• THE PROBLEM: Every line below is to be copied exactly, with the pictures left out.

• SOURCE MATERIAL:
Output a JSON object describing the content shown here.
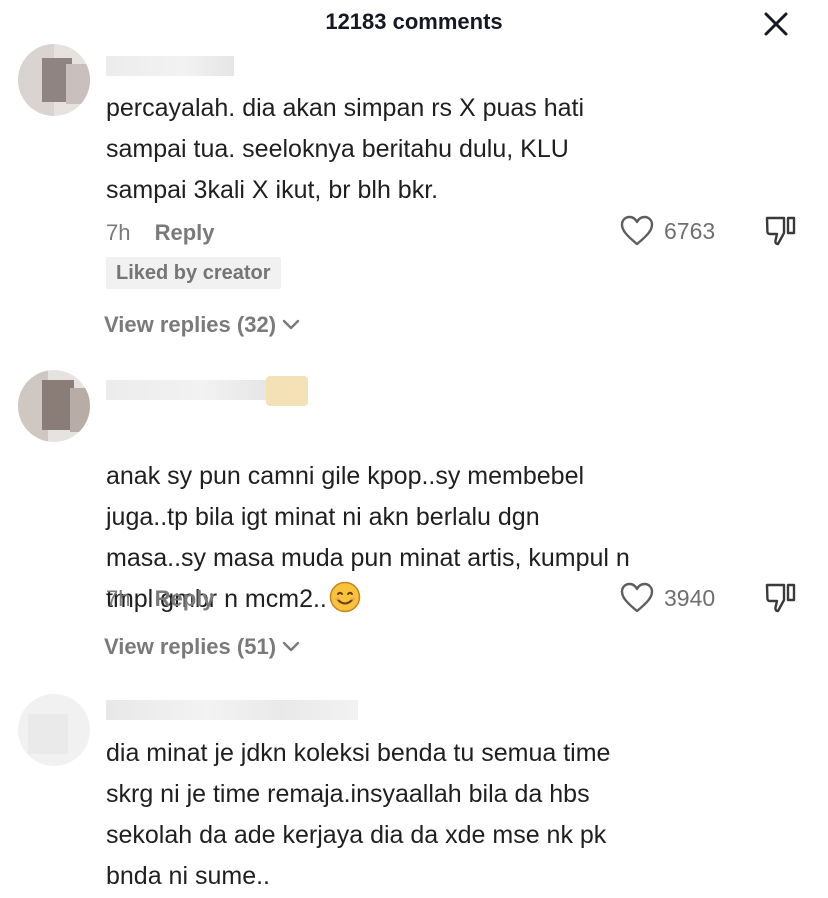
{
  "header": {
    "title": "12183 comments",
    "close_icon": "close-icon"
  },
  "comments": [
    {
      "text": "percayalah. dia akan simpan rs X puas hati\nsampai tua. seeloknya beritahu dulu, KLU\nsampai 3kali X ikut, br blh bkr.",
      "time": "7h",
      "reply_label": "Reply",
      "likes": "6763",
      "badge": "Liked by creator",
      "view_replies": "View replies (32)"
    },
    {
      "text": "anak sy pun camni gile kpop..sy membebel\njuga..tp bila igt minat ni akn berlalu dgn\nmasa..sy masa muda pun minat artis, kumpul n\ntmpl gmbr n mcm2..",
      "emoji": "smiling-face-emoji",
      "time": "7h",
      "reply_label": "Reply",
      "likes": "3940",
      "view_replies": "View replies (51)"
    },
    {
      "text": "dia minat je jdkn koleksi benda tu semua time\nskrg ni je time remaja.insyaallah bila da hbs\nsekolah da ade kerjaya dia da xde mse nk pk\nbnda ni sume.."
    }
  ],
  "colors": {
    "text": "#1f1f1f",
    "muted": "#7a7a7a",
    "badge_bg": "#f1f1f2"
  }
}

• RESPONSE TO THIS TASK:
Output a JSON object describing the content shown here.
{
  "header": {
    "title": "12183 comments",
    "close_icon": "close-icon"
  },
  "comments": [
    {
      "text": "percayalah. dia akan simpan rs X puas hati\nsampai tua. seeloknya beritahu dulu, KLU\nsampai 3kali X ikut, br blh bkr.",
      "time": "7h",
      "reply_label": "Reply",
      "likes": "6763",
      "badge": "Liked by creator",
      "view_replies": "View replies (32)"
    },
    {
      "text": "anak sy pun camni gile kpop..sy membebel\njuga..tp bila igt minat ni akn berlalu dgn\nmasa..sy masa muda pun minat artis, kumpul n\ntmpl gmbr n mcm2..",
      "emoji": "smiling-face-emoji",
      "time": "7h",
      "reply_label": "Reply",
      "likes": "3940",
      "view_replies": "View replies (51)"
    },
    {
      "text": "dia minat je jdkn koleksi benda tu semua time\nskrg ni je time remaja.insyaallah bila da hbs\nsekolah da ade kerjaya dia da xde mse nk pk\nbnda ni sume.."
    }
  ],
  "colors": {
    "text": "#1f1f1f",
    "muted": "#7a7a7a",
    "badge_bg": "#f1f1f2"
  }
}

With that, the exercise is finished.